Go through the listing and set it down exactly, leaving out its pictures.

=== Materials provided ===
########################################
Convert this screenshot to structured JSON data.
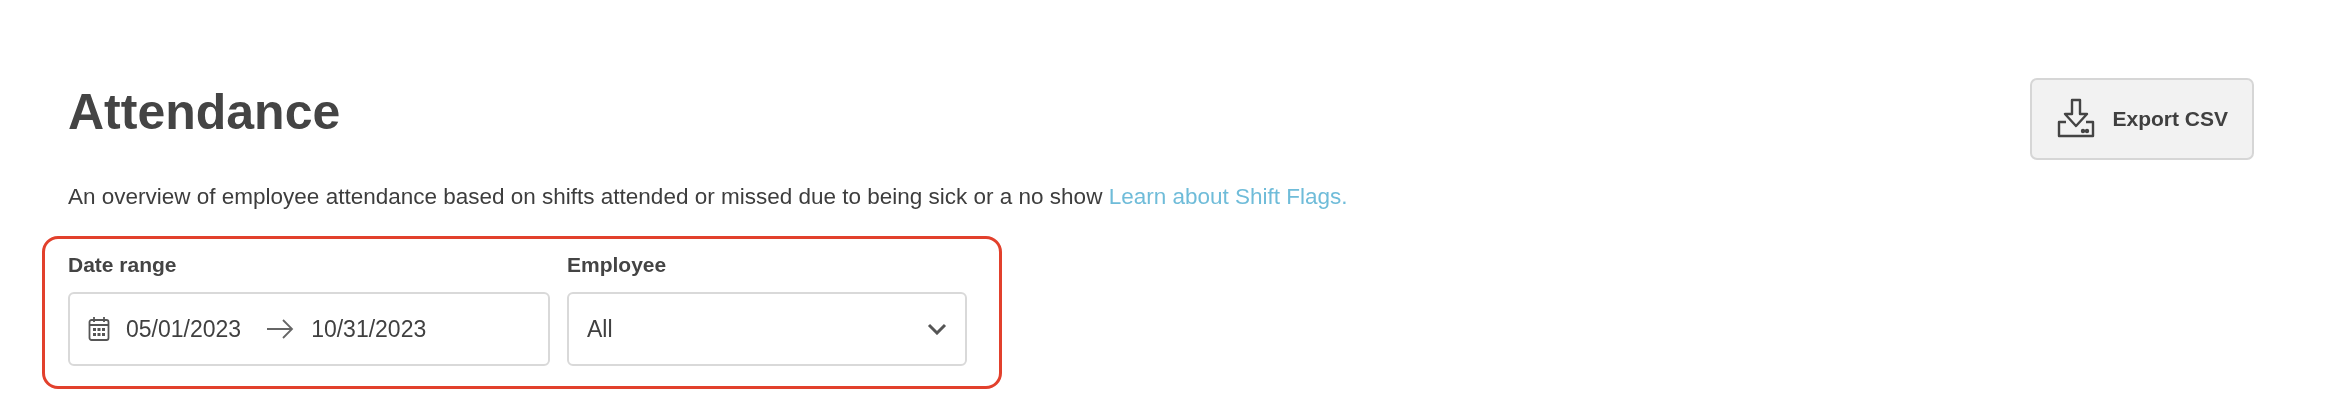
{
  "header": {
    "title": "Attendance",
    "export_button": "Export CSV"
  },
  "description": {
    "text": "An overview of employee attendance based on shifts attended or missed due to being sick or a no show",
    "link": "Learn about Shift Flags."
  },
  "filters": {
    "highlighted": true,
    "date_range": {
      "label": "Date range",
      "start": "05/01/2023",
      "end": "10/31/2023"
    },
    "employee": {
      "label": "Employee",
      "value": "All"
    }
  }
}
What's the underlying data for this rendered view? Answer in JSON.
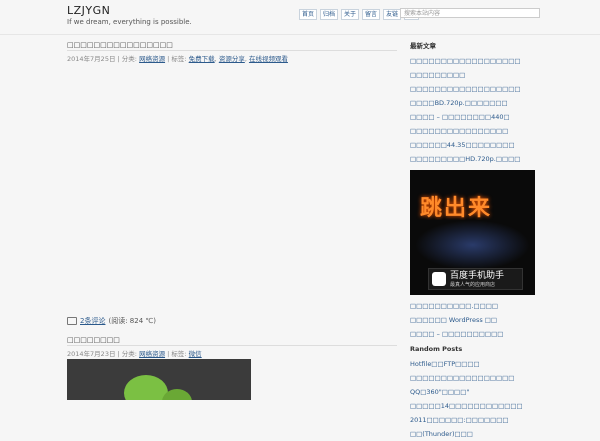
{
  "site": {
    "title": "LZJYGN",
    "tagline": "If we dream, everything is possible."
  },
  "nav": {
    "items": [
      "首页",
      "归档",
      "关于",
      "留言",
      "友链"
    ],
    "search_placeholder": "搜索本站内容"
  },
  "posts": [
    {
      "title": "□□□□□□□□□□□□□□□□",
      "date": "2014年7月25日",
      "cat_label": "分类:",
      "category": "网络资源",
      "tag_label": "标签:",
      "tags": [
        "免费下载",
        "资源分享",
        "在线视频观看"
      ],
      "comments": "2条评论",
      "views": "(阅读: 824 ℃)"
    },
    {
      "title": "□□□□□□□□",
      "date": "2014年7月23日",
      "cat_label": "分类:",
      "category": "网络资源",
      "tag_label": "标签:",
      "tags": [
        "微信"
      ]
    }
  ],
  "sidebar": {
    "recent_heading": "最新文章",
    "recent": [
      "□□□□□□□□□□□□□□□□□□",
      "□□□□□□□□□",
      "□□□□□□□□□□□□□□□□□□",
      "□□□□BD.720p.□□□□□□□",
      "□□□□ – □□□□□□□□440□",
      "□□□□□□□□□□□□□□□□",
      "□□□□□□44.35□□□□□□□□",
      "□□□□□□□□□HD.720p.□□□□"
    ],
    "ad": {
      "neon_text": "跳出来",
      "brand": "百度手机助手",
      "slogan": "最真人气的应用商店"
    },
    "below_ad": [
      "□□□□□□□□□□.□□□□",
      "□□□□□□ WordPress □□",
      "□□□□ – □□□□□□□□□□"
    ],
    "random_heading": "Random Posts",
    "random": [
      "Hotfile□□FTP□□□□",
      "□□□□□□□□□□□□□□□□□",
      "QQ□360\"□□□□\"",
      "□□□□□14□□□□□□□□□□□□",
      "2011□□□□□□:□□□□□□□",
      "□□(Thunder)□□□"
    ]
  },
  "colors": {
    "link": "#2c5a8c",
    "rss": "#f39a31"
  }
}
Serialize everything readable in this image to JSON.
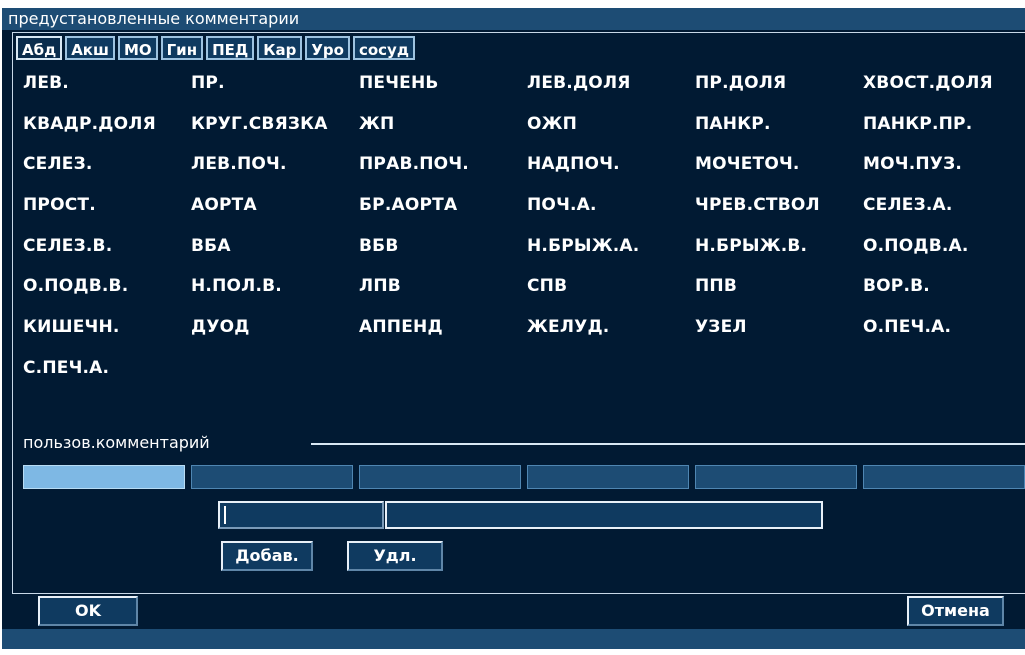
{
  "dialog": {
    "title": "предустановленные комментарии"
  },
  "tabs": [
    "Абд",
    "Акш",
    "МО",
    "Гин",
    "ПЕД",
    "Кар",
    "Уро",
    "сосуд"
  ],
  "comments": [
    [
      "ЛЕВ.",
      "ПР.",
      "ПЕЧЕНЬ",
      "ЛЕВ.ДОЛЯ",
      "ПР.ДОЛЯ",
      "ХВОСТ.ДОЛЯ"
    ],
    [
      "КВАДР.ДОЛЯ",
      "КРУГ.СВЯЗКА",
      "ЖП",
      "ОЖП",
      "ПАНКР.",
      "ПАНКР.ПР."
    ],
    [
      "СЕЛЕЗ.",
      "ЛЕВ.ПОЧ.",
      "ПРАВ.ПОЧ.",
      "НАДПОЧ.",
      "МОЧЕТОЧ.",
      "МОЧ.ПУЗ."
    ],
    [
      "ПРОСТ.",
      "АОРТА",
      "БР.АОРТА",
      "ПОЧ.А.",
      "ЧРЕВ.СТВОЛ",
      "СЕЛЕЗ.А."
    ],
    [
      "СЕЛЕЗ.В.",
      "ВБА",
      "ВБВ",
      "Н.БРЫЖ.А.",
      "Н.БРЫЖ.В.",
      "О.ПОДВ.А."
    ],
    [
      "О.ПОДВ.В.",
      "Н.ПОЛ.В.",
      "ЛПВ",
      "СПВ",
      "ППВ",
      "ВОР.В."
    ],
    [
      "КИШЕЧН.",
      "ДУОД",
      "АППЕНД",
      "ЖЕЛУД.",
      "УЗЕЛ",
      "О.ПЕЧ.А."
    ],
    [
      "С.ПЕЧ.А."
    ]
  ],
  "custom": {
    "label": "пользов.комментарий",
    "slots": [
      "",
      "",
      "",
      "",
      "",
      ""
    ],
    "input_short": "",
    "input_long": ""
  },
  "buttons": {
    "add": "Добав.",
    "delete": "Удл.",
    "ok": "OK",
    "cancel": "Отмена"
  },
  "colors": {
    "background": "#011a33",
    "bar": "#1d4c74",
    "selected_slot": "#7eb8e4"
  }
}
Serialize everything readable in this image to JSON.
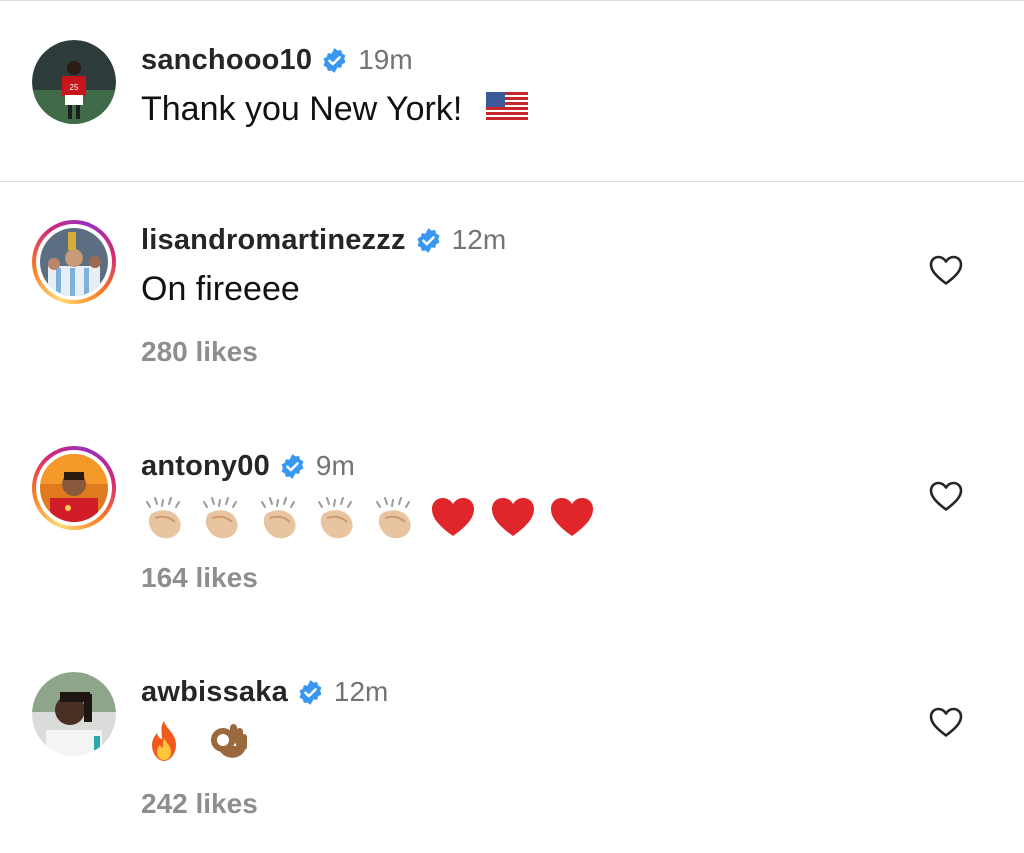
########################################
=== Your solution ===
Convert this screenshot to structured JSON data.
{
  "header": {
    "title": "Attendance",
    "export_button": "Export CSV"
  },
  "description": {
    "text": "An overview of employee attendance based on shifts attended or missed due to being sick or a no show",
    "link": "Learn about Shift Flags."
  },
  "filters": {
    "highlighted": true,
    "date_range": {
      "label": "Date range",
      "start": "05/01/2023",
      "end": "10/31/2023"
    },
    "employee": {
      "label": "Employee",
      "value": "All"
    }
  }
}
What's the underlying data for this rendered view? Answer in JSON.
{
  "site": {
    "title": "LZJYGN",
    "tagline": "If we dream, everything is possible."
  },
  "nav": {
    "items": [
      "首页",
      "归档",
      "关于",
      "留言",
      "友链"
    ],
    "search_placeholder": "搜索本站内容"
  },
  "posts": [
    {
      "title": "□□□□□□□□□□□□□□□□",
      "date": "2014年7月25日",
      "cat_label": "分类:",
      "category": "网络资源",
      "tag_label": "标签:",
      "tags": [
        "免费下载",
        "资源分享",
        "在线视频观看"
      ],
      "comments": "2条评论",
      "views": "(阅读: 824 ℃)"
    },
    {
      "title": "□□□□□□□□",
      "date": "2014年7月23日",
      "cat_label": "分类:",
      "category": "网络资源",
      "tag_label": "标签:",
      "tags": [
        "微信"
      ]
    }
  ],
  "sidebar": {
    "recent_heading": "最新文章",
    "recent": [
      "□□□□□□□□□□□□□□□□□□",
      "□□□□□□□□□",
      "□□□□□□□□□□□□□□□□□□",
      "□□□□BD.720p.□□□□□□□",
      "□□□□ – □□□□□□□□440□",
      "□□□□□□□□□□□□□□□□",
      "□□□□□□44.35□□□□□□□□",
      "□□□□□□□□□HD.720p.□□□□"
    ],
    "ad": {
      "neon_text": "跳出来",
      "brand": "百度手机助手",
      "slogan": "最真人气的应用商店"
    },
    "below_ad": [
      "□□□□□□□□□□.□□□□",
      "□□□□□□ WordPress □□",
      "□□□□ – □□□□□□□□□□"
    ],
    "random_heading": "Random Posts",
    "random": [
      "Hotfile□□FTP□□□□",
      "□□□□□□□□□□□□□□□□□",
      "QQ□360\"□□□□\"",
      "□□□□□14□□□□□□□□□□□□",
      "2011□□□□□□:□□□□□□□",
      "□□(Thunder)□□□"
    ]
  },
  "colors": {
    "link": "#2c5a8c",
    "rss": "#f39a31"
  }
}
Serialize everything readable in this image to JSON.
{
  "dialog": {
    "title": "предустановленные комментарии"
  },
  "tabs": [
    "Абд",
    "Акш",
    "МО",
    "Гин",
    "ПЕД",
    "Кар",
    "Уро",
    "сосуд"
  ],
  "comments": [
    [
      "ЛЕВ.",
      "ПР.",
      "ПЕЧЕНЬ",
      "ЛЕВ.ДОЛЯ",
      "ПР.ДОЛЯ",
      "ХВОСТ.ДОЛЯ"
    ],
    [
      "КВАДР.ДОЛЯ",
      "КРУГ.СВЯЗКА",
      "ЖП",
      "ОЖП",
      "ПАНКР.",
      "ПАНКР.ПР."
    ],
    [
      "СЕЛЕЗ.",
      "ЛЕВ.ПОЧ.",
      "ПРАВ.ПОЧ.",
      "НАДПОЧ.",
      "МОЧЕТОЧ.",
      "МОЧ.ПУЗ."
    ],
    [
      "ПРОСТ.",
      "АОРТА",
      "БР.АОРТА",
      "ПОЧ.А.",
      "ЧРЕВ.СТВОЛ",
      "СЕЛЕЗ.А."
    ],
    [
      "СЕЛЕЗ.В.",
      "ВБА",
      "ВБВ",
      "Н.БРЫЖ.А.",
      "Н.БРЫЖ.В.",
      "О.ПОДВ.А."
    ],
    [
      "О.ПОДВ.В.",
      "Н.ПОЛ.В.",
      "ЛПВ",
      "СПВ",
      "ППВ",
      "ВОР.В."
    ],
    [
      "КИШЕЧН.",
      "ДУОД",
      "АППЕНД",
      "ЖЕЛУД.",
      "УЗЕЛ",
      "О.ПЕЧ.А."
    ],
    [
      "С.ПЕЧ.А."
    ]
  ],
  "custom": {
    "label": "пользов.комментарий",
    "slots": [
      "",
      "",
      "",
      "",
      "",
      ""
    ],
    "input_short": "",
    "input_long": ""
  },
  "buttons": {
    "add": "Добав.",
    "delete": "Удл.",
    "ok": "OK",
    "cancel": "Отмена"
  },
  "colors": {
    "background": "#011a33",
    "bar": "#1d4c74",
    "selected_slot": "#7eb8e4"
  }
}
Serialize everything readable in this image to JSON.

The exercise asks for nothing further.